The metaverse is being hyped as a game-changing virtual platform that will transform our digital lives. But it has some inherent challenges to overcome in order to achieve mass adoption.
New virtual realities are changing the way we interact with our urban spaces. How will the metaverse make some urban amenities redundant and others indispensable?
Young people have lost out from recent developments in the labour market. Could the shift to working in virtual reality be about to turn the tables?
NFTs are hailed as the foundation of the metaverse economy because they allow you to purchase unique digital assets, from art to real estate. But legally, you might not own what you think you do.
Online communities are increasingly reshaping the virtual spaces they call home. Their worlds are purpose built, but they are also fit for purpose.
Creating holographic ‘digital twins’ will significantly reduce the stress, cost and logistical issues of touring – and means artists can live forever onstage.

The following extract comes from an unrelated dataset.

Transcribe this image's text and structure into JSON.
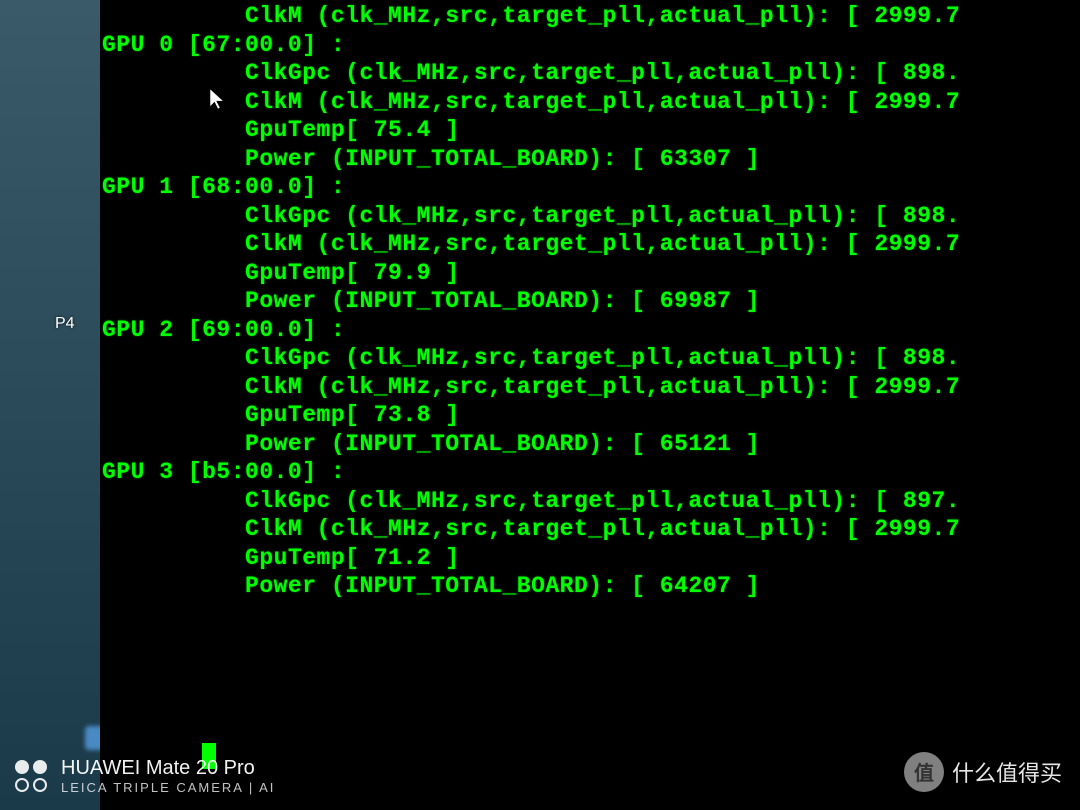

The success of the metaverse – whether people use it or not – will rely heavily on the environments that are created.
A recent BBC investigation into the app VRChat has prompted concerns about children’s safety in virtual spaces.
That impossibly beautiful model on Instagram might be just that. CGI influencers are already on social media, and Meta’s commercial interest means it shouldn’t be in charge of the ethical guidelines.
Activision’s big titles have led the way in getting us used to virtual worlds. Making them VR will be a gamechanger.
Many people are talking about this coming virtual world, but many others would rather stay where they are.
For the metaverse to work, people need to own their virtual bodies and possessions and be able to spend money. The same cryptographic technology behind bitcoin will make that possible.
People may think of the metaverse as virtual, but the harm terrorists and extremists could do is very real.
Supply chain issues, emergency science, social distancing requirements and a lot more free time offered both challenges and opportunities for research scientists.
Museums allow us to delve deep into the past with eye-catching displays of artefacts, ancient textiles, high-quality images and short films that narrate how our ancestors lived.
New research shows people experience the ‘endowment effect’ of valuing an object more when they can touch it, even in virtual settings.
‘Nottopia’ began as a fantastical virtual island, and has since become a floating castle in the sky.
Facebook’s rebranding as Meta is an attempt to reposition the company as poised to move into virtual reality networks.
The commitment applies to the social network, but not necessarily to the metaverse.
This (virtual) reality is still probably many years away.